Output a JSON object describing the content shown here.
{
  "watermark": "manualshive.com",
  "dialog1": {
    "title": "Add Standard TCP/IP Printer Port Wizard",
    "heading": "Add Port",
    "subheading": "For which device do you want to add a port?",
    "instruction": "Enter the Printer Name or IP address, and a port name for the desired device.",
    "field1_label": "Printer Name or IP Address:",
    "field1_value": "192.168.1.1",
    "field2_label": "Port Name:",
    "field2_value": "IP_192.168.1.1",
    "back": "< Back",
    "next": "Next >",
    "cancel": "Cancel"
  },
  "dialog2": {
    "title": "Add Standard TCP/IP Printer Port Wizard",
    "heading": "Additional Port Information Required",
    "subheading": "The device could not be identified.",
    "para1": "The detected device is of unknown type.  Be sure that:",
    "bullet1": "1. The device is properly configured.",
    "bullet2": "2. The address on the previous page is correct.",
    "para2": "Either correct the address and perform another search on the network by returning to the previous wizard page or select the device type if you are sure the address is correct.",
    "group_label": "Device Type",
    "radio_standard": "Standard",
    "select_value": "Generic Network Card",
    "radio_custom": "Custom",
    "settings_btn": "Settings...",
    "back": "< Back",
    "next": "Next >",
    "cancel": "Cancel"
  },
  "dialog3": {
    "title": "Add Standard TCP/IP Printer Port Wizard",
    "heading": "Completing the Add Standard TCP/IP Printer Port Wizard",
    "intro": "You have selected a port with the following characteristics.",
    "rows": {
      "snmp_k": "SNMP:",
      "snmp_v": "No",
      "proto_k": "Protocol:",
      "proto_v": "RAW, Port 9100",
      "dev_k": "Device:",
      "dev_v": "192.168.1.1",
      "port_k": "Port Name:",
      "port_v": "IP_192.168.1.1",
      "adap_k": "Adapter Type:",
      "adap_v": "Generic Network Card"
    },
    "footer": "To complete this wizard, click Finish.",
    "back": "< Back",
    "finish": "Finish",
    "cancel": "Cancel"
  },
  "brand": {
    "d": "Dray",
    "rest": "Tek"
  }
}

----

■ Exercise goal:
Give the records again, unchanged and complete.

■ Response to the task:
Output a JSON object describing the content shown here.
{
  "watermark": "manualshive.com",
  "dialog1": {
    "title": "Add Standard TCP/IP Printer Port Wizard",
    "heading": "Add Port",
    "subheading": "For which device do you want to add a port?",
    "instruction": "Enter the Printer Name or IP address, and a port name for the desired device.",
    "field1_label": "Printer Name or IP Address:",
    "field1_value": "192.168.1.1",
    "field2_label": "Port Name:",
    "field2_value": "IP_192.168.1.1",
    "back": "< Back",
    "next": "Next >",
    "cancel": "Cancel"
  },
  "dialog2": {
    "title": "Add Standard TCP/IP Printer Port Wizard",
    "heading": "Additional Port Information Required",
    "subheading": "The device could not be identified.",
    "para1": "The detected device is of unknown type.  Be sure that:",
    "bullet1": "1. The device is properly configured.",
    "bullet2": "2. The address on the previous page is correct.",
    "para2": "Either correct the address and perform another search on the network by returning to the previous wizard page or select the device type if you are sure the address is correct.",
    "group_label": "Device Type",
    "radio_standard": "Standard",
    "select_value": "Generic Network Card",
    "radio_custom": "Custom",
    "settings_btn": "Settings...",
    "back": "< Back",
    "next": "Next >",
    "cancel": "Cancel"
  },
  "dialog3": {
    "title": "Add Standard TCP/IP Printer Port Wizard",
    "heading": "Completing the Add Standard TCP/IP Printer Port Wizard",
    "intro": "You have selected a port with the following characteristics.",
    "rows": {
      "snmp_k": "SNMP:",
      "snmp_v": "No",
      "proto_k": "Protocol:",
      "proto_v": "RAW, Port 9100",
      "dev_k": "Device:",
      "dev_v": "192.168.1.1",
      "port_k": "Port Name:",
      "port_v": "IP_192.168.1.1",
      "adap_k": "Adapter Type:",
      "adap_v": "Generic Network Card"
    },
    "footer": "To complete this wizard, click Finish.",
    "back": "< Back",
    "finish": "Finish",
    "cancel": "Cancel"
  },
  "brand": {
    "d": "Dray",
    "rest": "Tek"
  }
}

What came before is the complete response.